“I was incredulous,” said Community Education Council 20 president Laurie Windsor. “This is so much money. So much money on a site that only houses only one class.”

As I was quoted in the article,  "In the rush to expand pre-K, serious mistakes have been made — egregious renovation costs, worse overcrowding in many public schools, and contracts to vendors with insufficient vetting... The reality is that early childhood does not end at age four, and many experts say that the exclusive focus on pre-K while ignoring classroom conditions including class size in subsequent grades does not benefit kids."
Site before renovation into a PreK classroom

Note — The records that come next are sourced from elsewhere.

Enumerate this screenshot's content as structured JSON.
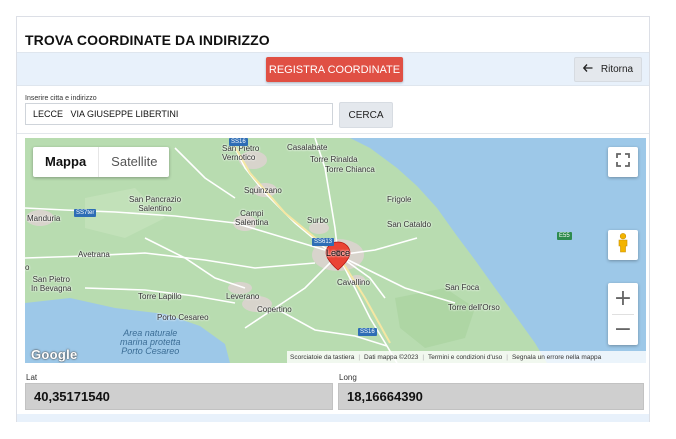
{
  "page": {
    "title": "TROVA COORDINATE DA INDIRIZZO"
  },
  "toolbar": {
    "register_label": "REGISTRA COORDINATE",
    "back_label": "Ritorna",
    "back_icon": "arrow-left-icon"
  },
  "search": {
    "label": "Inserire citta e indirizzo",
    "value": "LECCE   VIA GIUSEPPE LIBERTINI",
    "button_label": "CERCA"
  },
  "map": {
    "maptype": {
      "map_label": "Mappa",
      "satellite_label": "Satellite",
      "selected": "Mappa"
    },
    "places": {
      "casalabate": "Casalabate",
      "san_pietro_vernotico": "San Pietro\nVernotico",
      "torre_rinalda": "Torre Rinalda",
      "torre_chianca": "Torre Chianca",
      "squinzano": "Squinzano",
      "san_pancrazio": "San Pancrazio\nSalentino",
      "frigole": "Frigole",
      "manduria": "Manduria",
      "campi": "Campi\nSalentina",
      "surbo": "Surbo",
      "san_cataldo": "San Cataldo",
      "avetrana": "Avetrana",
      "lecce": "Lecce",
      "cavallino": "Cavallino",
      "san_pietro_bevagna": "San Pietro\nIn Bevagna",
      "san_foca": "San Foca",
      "torre_lapillo": "Torre Lapillo",
      "leverano": "Leverano",
      "torre_orso": "Torre dell'Orso",
      "copertino": "Copertino",
      "porto_cesareo": "Porto Cesareo",
      "area_naturale": "Area naturale\nmarina protetta\nPorto Cesareo",
      "o": "o"
    },
    "road_badges": {
      "ss16_top": "SS16",
      "ss7ter": "SS7ter",
      "ss613": "SS613",
      "e55": "E55",
      "ss16_bottom": "SS16"
    },
    "attribution": {
      "shortcuts": "Scorciatoie da tastiera",
      "data": "Dati mappa ©2023",
      "terms": "Termini e condizioni d'uso",
      "report": "Segnala un errore nella mappa"
    },
    "logo_text": "Google",
    "zoom_in": "+",
    "zoom_out": "−"
  },
  "coords": {
    "lat_label": "Lat",
    "lat_value": "40,35171540",
    "long_label": "Long",
    "long_value": "18,16664390"
  },
  "colors": {
    "accent": "#e05044",
    "toolbar_bg": "#e8f1fb",
    "land": "#b8dcb0",
    "sea": "#9dc8e8",
    "pin": "#ea4335"
  }
}
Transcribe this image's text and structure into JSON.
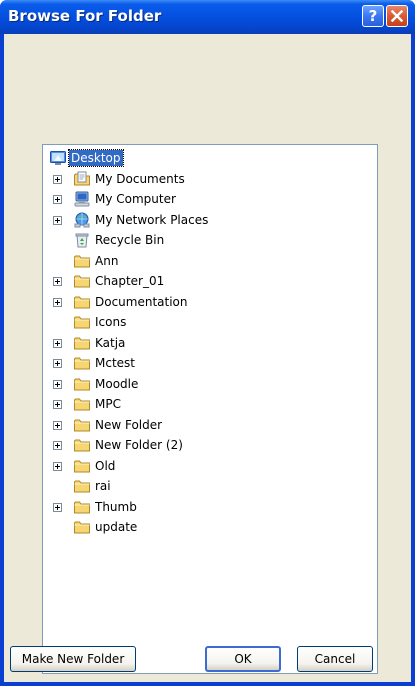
{
  "window": {
    "title": "Browse For Folder",
    "help_label": "?"
  },
  "tree": {
    "items": [
      {
        "label": "Desktop",
        "icon": "desktop-icon",
        "expander": false,
        "level": 0,
        "selected": true
      },
      {
        "label": "My Documents",
        "icon": "my-documents-icon",
        "expander": true,
        "level": 1
      },
      {
        "label": "My Computer",
        "icon": "my-computer-icon",
        "expander": true,
        "level": 1
      },
      {
        "label": "My Network Places",
        "icon": "network-places-icon",
        "expander": true,
        "level": 1
      },
      {
        "label": "Recycle Bin",
        "icon": "recycle-bin-icon",
        "expander": false,
        "level": 1
      },
      {
        "label": "Ann",
        "icon": "folder-icon",
        "expander": false,
        "level": 1
      },
      {
        "label": "Chapter_01",
        "icon": "folder-icon",
        "expander": true,
        "level": 1
      },
      {
        "label": "Documentation",
        "icon": "folder-icon",
        "expander": true,
        "level": 1
      },
      {
        "label": "Icons",
        "icon": "folder-icon",
        "expander": false,
        "level": 1
      },
      {
        "label": "Katja",
        "icon": "folder-icon",
        "expander": true,
        "level": 1
      },
      {
        "label": "Mctest",
        "icon": "folder-icon",
        "expander": true,
        "level": 1
      },
      {
        "label": "Moodle",
        "icon": "folder-icon",
        "expander": true,
        "level": 1
      },
      {
        "label": "MPC",
        "icon": "folder-icon",
        "expander": true,
        "level": 1
      },
      {
        "label": "New Folder",
        "icon": "folder-icon",
        "expander": true,
        "level": 1
      },
      {
        "label": "New Folder (2)",
        "icon": "folder-icon",
        "expander": true,
        "level": 1
      },
      {
        "label": "Old",
        "icon": "folder-icon",
        "expander": true,
        "level": 1
      },
      {
        "label": "rai",
        "icon": "folder-icon",
        "expander": false,
        "level": 1
      },
      {
        "label": "Thumb",
        "icon": "folder-icon",
        "expander": true,
        "level": 1
      },
      {
        "label": "update",
        "icon": "folder-icon",
        "expander": false,
        "level": 1
      }
    ]
  },
  "buttons": {
    "make_new_folder": "Make New Folder",
    "ok": "OK",
    "cancel": "Cancel"
  },
  "colors": {
    "titlebar": "#0551e1",
    "dialog_face": "#ece9d8",
    "selection": "#316ac5",
    "close_button": "#d95b34",
    "folder": "#f4d26a"
  }
}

For more on how the city is ignoring the need to reduce class size in grades K-3 which will likely limit the gains from preK , see the letter signed by 73 professors of education and psychology, sent last year to the Chancellor more than a year ago that got no response; see also this oped.  

Though the Bay Ridge site was the most egregiously costly preK project reported in the DOE's capital plan, note the other two highlighted below in a chart created by City Council staff, including a preK site for 36 children at 2 Lafayette St. in Manhattan at a cost of $196,000 per seat, and  in Staten Island at 1625 Forest Avenue for 90 students at $202,333 per seat. 
Note that the DOE admits to only funding the creation of about 59% of the seats necessary for K-12 schools, and the actual percentage is probably far less. Note also that  the average cost for a K-12 school, including a gymnasium, cafeteria, and specialized classrooms ranges from $102,000 per seat in Brooklyn to $131,000 per seat in Manhattan.  13 of the preK projects listed below had seats costs substantially above this.